Benedict chided the group for encouraging change in the church through disobedience and for putting their own preferences and ideas before that of Christ.  Especially on this last point, Benedict is completely wrong.  These priests are risking their own livelihoods to proclaim a message that they feel has been delivered to them by the Spirit--and for that they should be commended.  Disobedience in the church is tricky business, but so is closing church doors for lack of priests.  Real change in church and society only comes about from sacrifice and being a pain in the neck.  On this Triduum weekend, I thank these Austrian priests for their courage and perseverance in asking the bishops to respect the call to the priesthood received by women and married persons.
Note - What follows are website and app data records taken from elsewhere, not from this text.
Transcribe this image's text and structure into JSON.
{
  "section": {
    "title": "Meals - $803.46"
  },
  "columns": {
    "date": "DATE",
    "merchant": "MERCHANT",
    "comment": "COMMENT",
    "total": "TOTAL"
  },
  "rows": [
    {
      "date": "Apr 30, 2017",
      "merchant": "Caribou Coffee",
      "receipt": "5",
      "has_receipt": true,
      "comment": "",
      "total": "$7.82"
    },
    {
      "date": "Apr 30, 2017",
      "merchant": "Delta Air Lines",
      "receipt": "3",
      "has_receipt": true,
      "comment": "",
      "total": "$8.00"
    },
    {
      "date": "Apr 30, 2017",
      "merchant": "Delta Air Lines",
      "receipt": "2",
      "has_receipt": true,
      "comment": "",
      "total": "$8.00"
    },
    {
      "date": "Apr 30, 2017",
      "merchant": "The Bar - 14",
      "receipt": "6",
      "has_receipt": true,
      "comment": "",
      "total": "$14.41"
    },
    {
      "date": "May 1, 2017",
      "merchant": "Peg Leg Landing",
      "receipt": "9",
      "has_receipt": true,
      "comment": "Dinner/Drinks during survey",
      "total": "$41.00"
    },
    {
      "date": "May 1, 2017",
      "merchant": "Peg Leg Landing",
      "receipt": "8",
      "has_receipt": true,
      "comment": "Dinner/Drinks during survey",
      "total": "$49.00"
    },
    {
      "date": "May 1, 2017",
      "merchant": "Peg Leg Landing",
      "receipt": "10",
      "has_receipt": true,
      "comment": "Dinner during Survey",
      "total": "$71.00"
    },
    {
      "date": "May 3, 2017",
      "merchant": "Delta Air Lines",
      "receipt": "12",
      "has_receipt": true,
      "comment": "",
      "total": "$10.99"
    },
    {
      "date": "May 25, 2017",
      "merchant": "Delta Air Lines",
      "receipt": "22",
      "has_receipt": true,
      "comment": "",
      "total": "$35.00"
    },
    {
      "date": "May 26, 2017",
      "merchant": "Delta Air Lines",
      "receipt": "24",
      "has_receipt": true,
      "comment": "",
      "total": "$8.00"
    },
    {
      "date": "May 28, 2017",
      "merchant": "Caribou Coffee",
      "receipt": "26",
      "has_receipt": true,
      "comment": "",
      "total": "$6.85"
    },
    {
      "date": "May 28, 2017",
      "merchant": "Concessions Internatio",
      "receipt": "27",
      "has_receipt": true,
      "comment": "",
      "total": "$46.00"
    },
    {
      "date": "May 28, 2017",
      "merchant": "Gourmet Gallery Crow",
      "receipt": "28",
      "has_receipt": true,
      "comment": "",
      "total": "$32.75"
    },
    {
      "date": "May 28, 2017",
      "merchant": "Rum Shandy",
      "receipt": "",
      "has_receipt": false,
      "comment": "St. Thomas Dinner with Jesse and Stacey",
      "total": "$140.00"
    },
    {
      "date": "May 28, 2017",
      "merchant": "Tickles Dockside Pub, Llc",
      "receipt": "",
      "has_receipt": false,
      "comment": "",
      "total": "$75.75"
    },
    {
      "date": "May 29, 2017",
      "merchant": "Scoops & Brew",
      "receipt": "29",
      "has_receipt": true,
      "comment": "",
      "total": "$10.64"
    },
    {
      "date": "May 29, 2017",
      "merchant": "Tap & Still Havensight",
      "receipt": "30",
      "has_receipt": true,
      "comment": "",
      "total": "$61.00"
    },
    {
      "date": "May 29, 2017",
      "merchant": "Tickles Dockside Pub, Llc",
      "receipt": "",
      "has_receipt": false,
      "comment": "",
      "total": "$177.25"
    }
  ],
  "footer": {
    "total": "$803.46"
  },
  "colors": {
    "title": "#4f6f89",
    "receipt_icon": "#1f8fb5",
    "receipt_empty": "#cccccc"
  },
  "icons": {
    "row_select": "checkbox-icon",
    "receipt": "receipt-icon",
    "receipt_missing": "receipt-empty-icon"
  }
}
Happy Easter!!!

A Faithful Catholic

Wednesday, February 15, 2012

Listecki Turns Agasint Labor... and Shows he is a Republican

Archbishop Jerome Listecki talked politics recently with the news people of Channel 6 in Milwaukee  Last year, after Walker introduced his plan to get rid of collective bargaining for public unions, Listecki issued a letter about the need to protect unions.  Now he is backpedaling.  Word on the street is that he got a lot of flack from conservative and wealthy Catholics regarding his letter last year.  In this recent interview, he admires Walker for doing what he thinks is right, though time will tell.  That's simply throwing  union workers under the bus.  He admits that a recall is valid for a politician if they do something morally detrimental.  Obviously, trouncing on workers' rights does not count.  Now if you are talking about Democrats such as Obama and Nancy Pelosi - he has multiple attacks and critiques. In fact, some their actions cannot stand.

He denies being a Republican or Democrat... he's a Catholic.  But in his interview he attacks the ideas of Democrats and respects ideas of Republicans that clearly defy Catholic teaching, but... "time will tell."  To try and and save face, he goes on at length about his worker background in Chicago.  While that may be true, that was a long time ago.  He is no longer blue collar - he's a land speculator

Archbishop Listecki,  We need to support working families so that they will be less inclined to be tempted by the sin of abortion, which you view as the greatest evil of the day.  Living in the Milwaukee area, it might be nice to add racism as a sin from time to time.  Racism in a major issue for Milwaukee that even the Cardinal of New York mentions it from time to time. 

Tomorrow's reading from James has him telling his readers:

"Are not the rich oppressing you?
And do they themselves not haul you off to court?
Is it not they who blaspheme the noble name that was invoked over you?"

Now James does not say the Church should abandon the rich.  But woe to the rich.  Archbishop, do not forget to save some harsh words for them and perhaps your own portfolio.

A Faithful Catholic